| TASK TO CARRY OUT |
All lines holding the word "label" in the listing below need to be copied.
_ _ _ _ _ _ _
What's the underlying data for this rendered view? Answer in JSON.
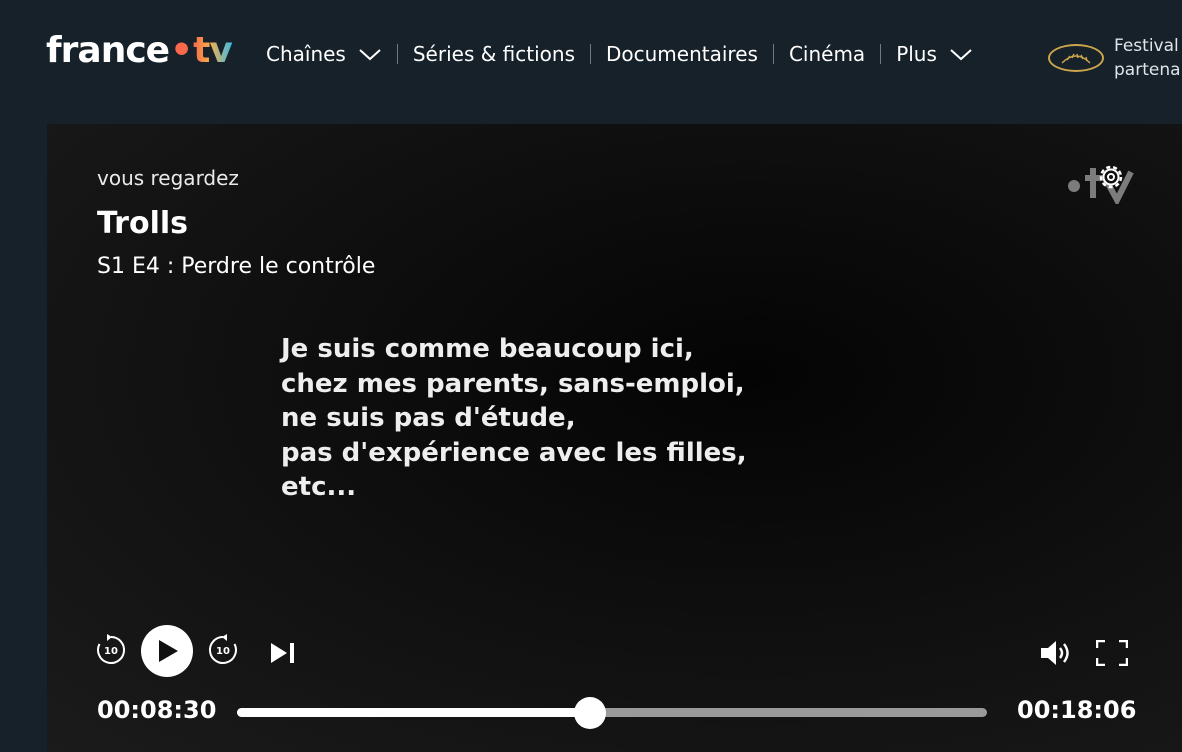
{
  "brand": {
    "word": "france",
    "dot": "•",
    "suffix": "tv"
  },
  "nav": {
    "items": [
      {
        "label": "Chaînes",
        "dropdown": true
      },
      {
        "label": "Séries & fictions",
        "dropdown": false
      },
      {
        "label": "Documentaires",
        "dropdown": false
      },
      {
        "label": "Cinéma",
        "dropdown": false
      },
      {
        "label": "Plus",
        "dropdown": true
      }
    ],
    "festival": {
      "line1": "Festival",
      "line2": "partena"
    }
  },
  "player": {
    "eyebrow": "vous regardez",
    "title": "Trolls",
    "episode": "S1 E4 : Perdre le contrôle",
    "subtitles": "Je suis comme beaucoup ici,\nchez mes parents, sans-emploi,\nne suis pas d'étude,\npas d'expérience avec les filles,\netc...",
    "skip_seconds": "10",
    "elapsed": "00:08:30",
    "remaining": "00:18:06",
    "progress_fraction": 0.47
  },
  "colors": {
    "background": "#16212a",
    "accent_orange": "#f8694b",
    "accent_blue": "#3cb9e6",
    "palm_gold": "#c9a44a"
  },
  "icons": [
    "chevron-down-icon",
    "palm-icon",
    "settings-icon",
    "replay-10-icon",
    "play-icon",
    "forward-10-icon",
    "next-episode-icon",
    "volume-icon",
    "fullscreen-icon"
  ]
}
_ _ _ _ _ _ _
| OUTPUT BELOW |
        "label": "Chaînes",
        "label": "Séries & fictions",
        "label": "Documentaires",
        "label": "Cinéma",
        "label": "Plus",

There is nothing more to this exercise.